After the ceasefire in 2006 and in the political roller coaster post-2008, we see the same malaise. Only this time the Maoists are also in the fray, and the former revolutionaries are behaving no differently than the parties that they fought a war to replace. Despite declaring themselves to be a ‘civilian party’ in their Hetauda Convention, the Maoists are still using threats, extortion, and intimidation as standard operating procedure. They may not openly carry guns anymore, but they still believe that political power comes from the implicit threat of using a gun.
Prime Minister Baburam Bhattarai has agreed to step down in favour of Chief Justice Khil Raj Regmi to lead an Interim Election Council to hold polls in June. We have argued in this space that this was a bad idea because it blurred the separation of powers between the executive and judiciary. It was a proposal by one party that wanted to remove the last remaining hurdle in its quest for absolute power. After dissolving the assembly, buying into media, coopting the police, appeasing the army, infiltrating the bureaucracy, only the Supreme Court was standing in the way.

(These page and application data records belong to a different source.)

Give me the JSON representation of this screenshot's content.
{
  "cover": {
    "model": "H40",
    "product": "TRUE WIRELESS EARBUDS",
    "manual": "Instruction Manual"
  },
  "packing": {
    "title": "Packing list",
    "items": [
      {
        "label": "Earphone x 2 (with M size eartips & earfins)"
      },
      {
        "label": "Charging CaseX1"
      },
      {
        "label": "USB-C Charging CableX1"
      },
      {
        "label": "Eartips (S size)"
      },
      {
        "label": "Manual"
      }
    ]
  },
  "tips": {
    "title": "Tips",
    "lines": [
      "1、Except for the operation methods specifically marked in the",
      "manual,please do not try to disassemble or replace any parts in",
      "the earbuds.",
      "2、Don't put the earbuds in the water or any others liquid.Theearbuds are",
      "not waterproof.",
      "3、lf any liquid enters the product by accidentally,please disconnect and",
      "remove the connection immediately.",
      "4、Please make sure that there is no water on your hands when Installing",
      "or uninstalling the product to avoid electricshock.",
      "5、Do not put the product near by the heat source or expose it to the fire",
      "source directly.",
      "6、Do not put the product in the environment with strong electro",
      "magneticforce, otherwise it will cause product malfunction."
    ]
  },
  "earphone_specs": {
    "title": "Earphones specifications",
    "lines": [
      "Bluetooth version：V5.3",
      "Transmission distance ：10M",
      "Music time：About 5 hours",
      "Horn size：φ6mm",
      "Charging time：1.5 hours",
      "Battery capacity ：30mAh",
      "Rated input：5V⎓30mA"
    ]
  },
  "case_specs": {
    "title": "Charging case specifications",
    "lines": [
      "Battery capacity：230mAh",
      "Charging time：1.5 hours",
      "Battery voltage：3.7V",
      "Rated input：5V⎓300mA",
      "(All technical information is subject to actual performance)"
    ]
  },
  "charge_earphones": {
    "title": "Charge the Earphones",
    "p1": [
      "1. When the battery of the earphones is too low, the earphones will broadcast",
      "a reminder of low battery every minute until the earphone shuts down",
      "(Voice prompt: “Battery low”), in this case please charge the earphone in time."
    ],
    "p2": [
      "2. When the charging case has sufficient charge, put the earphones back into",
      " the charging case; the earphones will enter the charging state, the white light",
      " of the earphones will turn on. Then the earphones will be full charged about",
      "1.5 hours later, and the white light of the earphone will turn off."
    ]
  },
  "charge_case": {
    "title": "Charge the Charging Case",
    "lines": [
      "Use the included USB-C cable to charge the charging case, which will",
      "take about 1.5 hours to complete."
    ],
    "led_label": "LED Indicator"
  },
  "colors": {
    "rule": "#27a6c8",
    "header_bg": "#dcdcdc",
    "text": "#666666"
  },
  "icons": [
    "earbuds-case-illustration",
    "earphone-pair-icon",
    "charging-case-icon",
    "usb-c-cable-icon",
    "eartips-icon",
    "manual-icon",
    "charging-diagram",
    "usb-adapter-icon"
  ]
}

The feckless democratic opposition walked right into the Maoist trap. Chairman Pushpa Kamal Dahal was betting on the political parties being so tempted with the possibility of seeing Baburam Bhattarai step down that they’d ultimately come around to supporting the CJ idea. And that is what happened. Even die-hard anti-Maoists in the UML and NC who had opposed the idea mysteriously changed their minds overnight. It is a needlessly risky road, when there were other more acceptable alternatives available. But if this is the only way there will be the compromise necessary to hold elections in June, so be it.
The NC and UML have to take their share of the blame in the Maoists coming up with this proposal. If they had agreed to join a Bhattarai-led all party government six months ago we wouldn’t have to jump through hoops to get here.
As things stand now, it is Regmi’s turn to have doubts about the wording of the deal. The UML leadership, too, is having second thoughts. The young turks in the NC are on the verge of a mutiny, and the openly selfish smaller parties in the Bhattarai coalition want to sabotage the deal. There are other snags: the photo-ID citizenship requirement to be able to vote, the re-demarcation of constituencies to reflect the 2011 census and including those who have turned 18 since 2008. Regmi himself fears that the parties will use him as a rubber stamp to endorse decisions by the all-party political mechanism, and he has told them to look for someone else if that is the case.
These delays mean that it is also looking very tight for elections in June. The Maoists used muscle in 2008 to cheat and intimidate, this time they have money too. The NC and UML know what happened five years ago and will also be investing in deterrence. Criminalised militant groups are still active under political protection in the Tarai.
Everyone agrees that only fresh elections will get us out of this rut. But elections for the sake of elections will not be the answer. It is better to give the new Chairman of the Interim Election Council time to organise free and fair voting, even if it is in November.